RECORD EXTRACTS below:

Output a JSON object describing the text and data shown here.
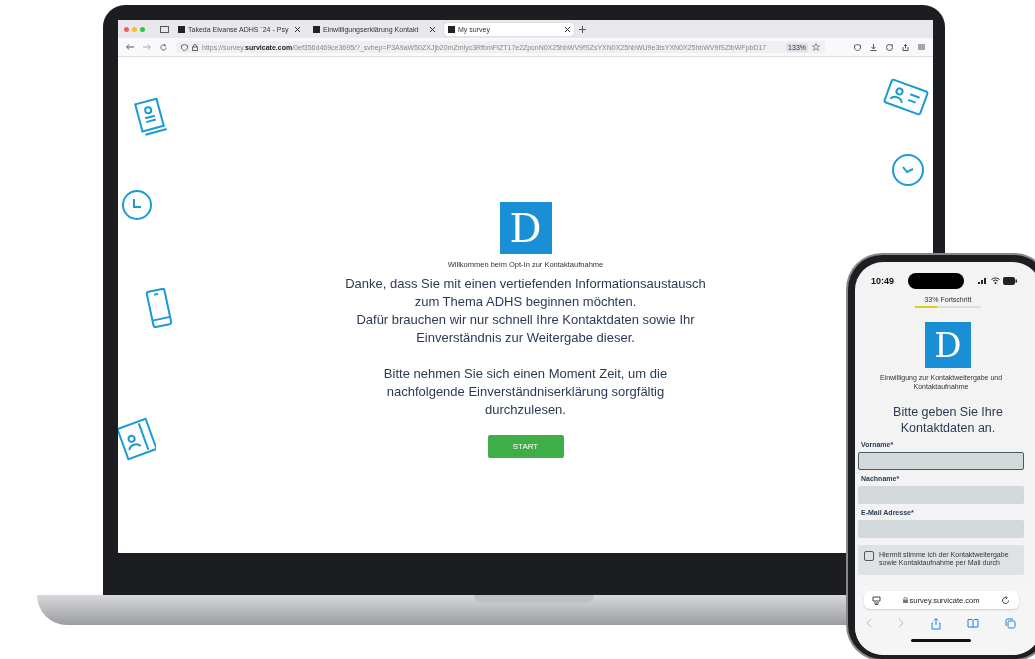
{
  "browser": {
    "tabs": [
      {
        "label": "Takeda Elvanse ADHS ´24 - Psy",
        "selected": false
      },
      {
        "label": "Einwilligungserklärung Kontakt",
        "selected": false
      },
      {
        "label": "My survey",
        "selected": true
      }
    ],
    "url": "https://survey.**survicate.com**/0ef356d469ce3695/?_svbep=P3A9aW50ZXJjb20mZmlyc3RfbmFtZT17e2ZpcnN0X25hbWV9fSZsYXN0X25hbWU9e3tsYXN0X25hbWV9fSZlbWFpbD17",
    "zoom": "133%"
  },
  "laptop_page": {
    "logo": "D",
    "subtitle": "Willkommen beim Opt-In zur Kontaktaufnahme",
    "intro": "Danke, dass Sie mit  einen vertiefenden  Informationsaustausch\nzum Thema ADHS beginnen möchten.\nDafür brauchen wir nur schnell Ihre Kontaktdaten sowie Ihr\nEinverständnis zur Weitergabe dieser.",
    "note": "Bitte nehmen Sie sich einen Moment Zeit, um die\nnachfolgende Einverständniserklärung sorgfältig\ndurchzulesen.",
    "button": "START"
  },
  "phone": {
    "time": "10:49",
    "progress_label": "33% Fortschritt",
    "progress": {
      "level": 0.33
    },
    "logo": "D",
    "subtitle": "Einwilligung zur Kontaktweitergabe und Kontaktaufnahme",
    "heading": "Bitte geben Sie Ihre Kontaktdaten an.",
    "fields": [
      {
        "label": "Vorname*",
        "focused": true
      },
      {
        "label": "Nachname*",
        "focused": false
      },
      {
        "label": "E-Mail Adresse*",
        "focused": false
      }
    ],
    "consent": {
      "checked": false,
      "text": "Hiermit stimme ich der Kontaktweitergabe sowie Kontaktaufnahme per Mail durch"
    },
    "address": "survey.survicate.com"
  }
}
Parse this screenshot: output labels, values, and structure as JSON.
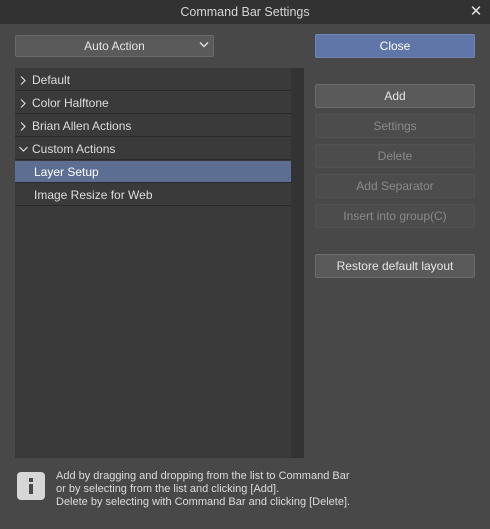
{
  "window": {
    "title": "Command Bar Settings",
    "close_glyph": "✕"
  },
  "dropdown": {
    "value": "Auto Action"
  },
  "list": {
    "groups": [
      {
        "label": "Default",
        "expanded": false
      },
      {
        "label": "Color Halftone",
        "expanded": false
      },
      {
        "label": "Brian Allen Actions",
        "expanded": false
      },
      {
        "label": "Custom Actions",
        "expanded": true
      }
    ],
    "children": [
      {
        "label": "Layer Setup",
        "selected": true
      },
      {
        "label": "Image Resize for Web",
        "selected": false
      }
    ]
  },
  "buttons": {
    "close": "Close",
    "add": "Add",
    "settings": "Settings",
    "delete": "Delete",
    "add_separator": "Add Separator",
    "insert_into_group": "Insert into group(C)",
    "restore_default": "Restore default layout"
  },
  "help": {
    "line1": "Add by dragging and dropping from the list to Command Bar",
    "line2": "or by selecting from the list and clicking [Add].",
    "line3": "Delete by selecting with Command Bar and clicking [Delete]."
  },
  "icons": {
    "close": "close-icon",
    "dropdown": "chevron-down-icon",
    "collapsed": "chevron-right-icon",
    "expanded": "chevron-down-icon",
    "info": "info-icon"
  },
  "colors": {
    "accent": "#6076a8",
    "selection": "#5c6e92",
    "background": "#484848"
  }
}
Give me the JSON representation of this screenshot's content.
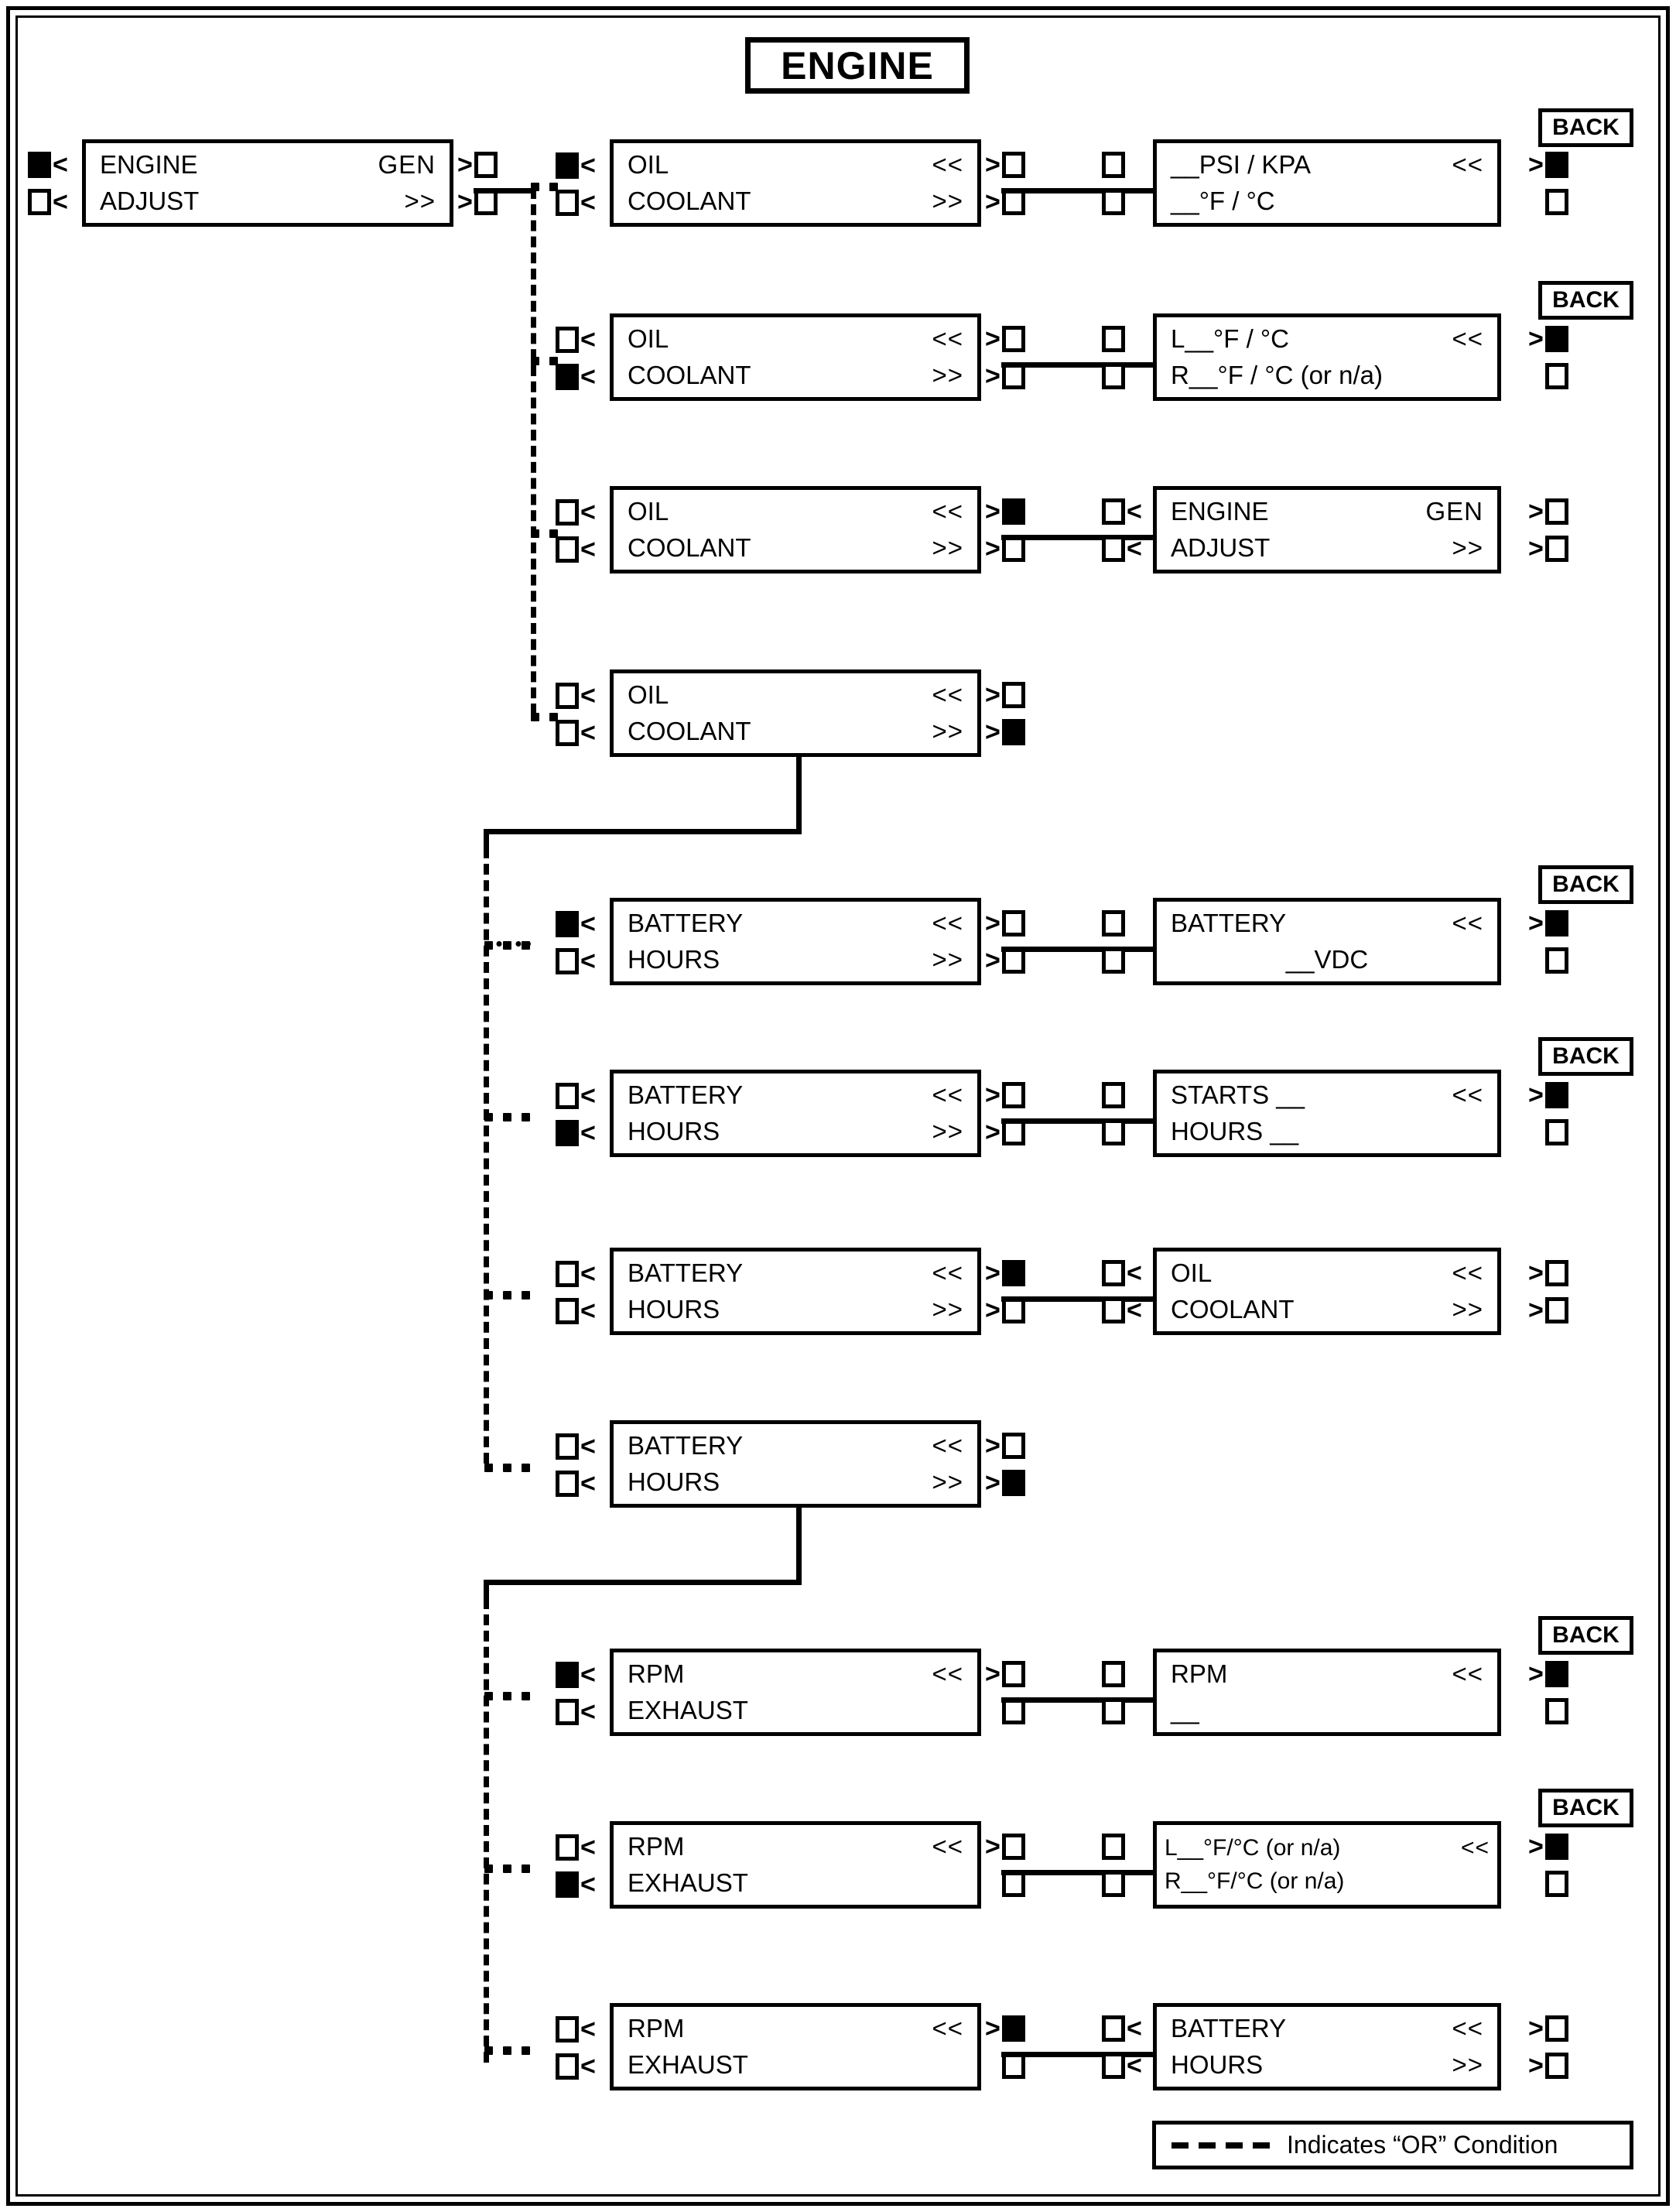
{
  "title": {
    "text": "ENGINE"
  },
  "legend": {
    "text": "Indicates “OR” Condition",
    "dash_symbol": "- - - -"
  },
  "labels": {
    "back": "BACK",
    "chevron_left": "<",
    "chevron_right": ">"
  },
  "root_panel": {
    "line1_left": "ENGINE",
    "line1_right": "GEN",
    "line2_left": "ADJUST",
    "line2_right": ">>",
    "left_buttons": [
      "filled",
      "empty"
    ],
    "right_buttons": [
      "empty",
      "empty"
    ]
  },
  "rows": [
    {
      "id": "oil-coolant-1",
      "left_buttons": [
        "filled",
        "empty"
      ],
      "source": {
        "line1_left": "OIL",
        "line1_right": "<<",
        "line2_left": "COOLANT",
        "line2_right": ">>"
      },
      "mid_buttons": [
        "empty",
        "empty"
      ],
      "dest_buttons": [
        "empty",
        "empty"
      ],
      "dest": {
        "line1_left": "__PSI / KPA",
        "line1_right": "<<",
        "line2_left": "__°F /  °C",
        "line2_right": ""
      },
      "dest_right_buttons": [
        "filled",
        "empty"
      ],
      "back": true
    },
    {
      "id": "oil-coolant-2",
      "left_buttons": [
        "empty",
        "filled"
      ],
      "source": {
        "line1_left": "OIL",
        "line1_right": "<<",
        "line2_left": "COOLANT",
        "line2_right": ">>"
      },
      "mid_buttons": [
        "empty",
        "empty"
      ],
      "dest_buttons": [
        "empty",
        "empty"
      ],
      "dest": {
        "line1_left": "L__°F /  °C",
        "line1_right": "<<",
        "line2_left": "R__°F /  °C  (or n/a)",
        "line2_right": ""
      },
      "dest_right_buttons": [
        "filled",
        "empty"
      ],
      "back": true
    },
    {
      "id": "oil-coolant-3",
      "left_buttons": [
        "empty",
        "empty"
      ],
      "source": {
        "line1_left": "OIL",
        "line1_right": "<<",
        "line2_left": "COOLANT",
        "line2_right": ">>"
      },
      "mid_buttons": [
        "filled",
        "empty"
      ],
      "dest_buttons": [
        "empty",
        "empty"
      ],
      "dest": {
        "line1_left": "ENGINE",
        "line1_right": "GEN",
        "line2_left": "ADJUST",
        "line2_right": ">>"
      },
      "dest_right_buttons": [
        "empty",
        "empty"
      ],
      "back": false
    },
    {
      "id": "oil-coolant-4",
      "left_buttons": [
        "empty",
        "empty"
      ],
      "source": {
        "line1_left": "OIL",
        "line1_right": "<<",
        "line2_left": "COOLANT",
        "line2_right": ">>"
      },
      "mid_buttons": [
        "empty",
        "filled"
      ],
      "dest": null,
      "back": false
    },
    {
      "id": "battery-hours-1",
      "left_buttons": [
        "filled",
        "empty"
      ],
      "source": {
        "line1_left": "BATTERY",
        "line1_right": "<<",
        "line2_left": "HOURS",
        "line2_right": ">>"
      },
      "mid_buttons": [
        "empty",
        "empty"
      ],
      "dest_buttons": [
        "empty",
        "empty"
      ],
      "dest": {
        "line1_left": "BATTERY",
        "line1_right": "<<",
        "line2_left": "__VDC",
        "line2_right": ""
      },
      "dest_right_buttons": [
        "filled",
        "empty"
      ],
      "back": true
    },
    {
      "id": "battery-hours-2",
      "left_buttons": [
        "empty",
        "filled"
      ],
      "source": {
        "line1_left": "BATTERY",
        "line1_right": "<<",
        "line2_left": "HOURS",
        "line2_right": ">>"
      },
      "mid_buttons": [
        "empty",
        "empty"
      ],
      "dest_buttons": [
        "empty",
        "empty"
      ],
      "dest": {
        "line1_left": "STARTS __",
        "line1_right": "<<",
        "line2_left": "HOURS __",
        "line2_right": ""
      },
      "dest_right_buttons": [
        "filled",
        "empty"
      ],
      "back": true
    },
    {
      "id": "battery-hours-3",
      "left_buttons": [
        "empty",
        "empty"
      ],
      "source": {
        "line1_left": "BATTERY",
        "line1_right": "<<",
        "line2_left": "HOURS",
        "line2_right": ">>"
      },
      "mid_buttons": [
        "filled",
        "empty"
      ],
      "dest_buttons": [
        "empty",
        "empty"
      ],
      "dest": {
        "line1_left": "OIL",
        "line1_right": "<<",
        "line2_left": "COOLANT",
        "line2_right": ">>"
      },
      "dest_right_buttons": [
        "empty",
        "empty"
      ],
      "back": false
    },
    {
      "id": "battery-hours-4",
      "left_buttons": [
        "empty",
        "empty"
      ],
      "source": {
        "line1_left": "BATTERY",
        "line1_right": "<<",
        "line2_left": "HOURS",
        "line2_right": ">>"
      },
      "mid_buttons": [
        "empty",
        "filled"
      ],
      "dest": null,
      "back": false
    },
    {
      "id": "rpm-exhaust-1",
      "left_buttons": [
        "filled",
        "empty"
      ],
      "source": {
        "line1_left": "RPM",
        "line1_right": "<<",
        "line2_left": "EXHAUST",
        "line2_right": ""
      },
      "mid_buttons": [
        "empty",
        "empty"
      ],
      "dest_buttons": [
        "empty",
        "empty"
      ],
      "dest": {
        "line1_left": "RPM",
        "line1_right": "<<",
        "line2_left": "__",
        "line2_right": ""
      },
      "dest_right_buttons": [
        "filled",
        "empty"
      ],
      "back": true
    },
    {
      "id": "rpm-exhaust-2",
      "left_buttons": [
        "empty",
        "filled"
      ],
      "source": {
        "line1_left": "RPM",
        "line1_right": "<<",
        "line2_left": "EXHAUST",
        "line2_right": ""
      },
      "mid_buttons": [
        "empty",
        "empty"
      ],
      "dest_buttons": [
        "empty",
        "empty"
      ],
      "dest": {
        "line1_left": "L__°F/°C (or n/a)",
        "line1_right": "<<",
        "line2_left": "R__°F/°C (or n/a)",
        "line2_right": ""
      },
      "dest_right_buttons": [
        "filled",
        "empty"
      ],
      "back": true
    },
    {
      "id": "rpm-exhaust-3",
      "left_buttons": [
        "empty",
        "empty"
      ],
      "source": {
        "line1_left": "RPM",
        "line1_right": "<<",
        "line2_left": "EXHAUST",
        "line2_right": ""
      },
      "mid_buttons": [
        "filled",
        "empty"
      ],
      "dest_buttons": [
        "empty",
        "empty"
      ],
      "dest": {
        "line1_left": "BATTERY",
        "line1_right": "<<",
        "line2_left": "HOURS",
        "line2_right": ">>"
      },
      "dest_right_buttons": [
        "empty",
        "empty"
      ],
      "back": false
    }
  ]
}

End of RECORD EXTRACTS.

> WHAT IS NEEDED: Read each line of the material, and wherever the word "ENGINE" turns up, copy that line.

> ANSWER AREA:
    "text": "ENGINE"
    "line1_left": "ENGINE",
        "line1_left": "ENGINE",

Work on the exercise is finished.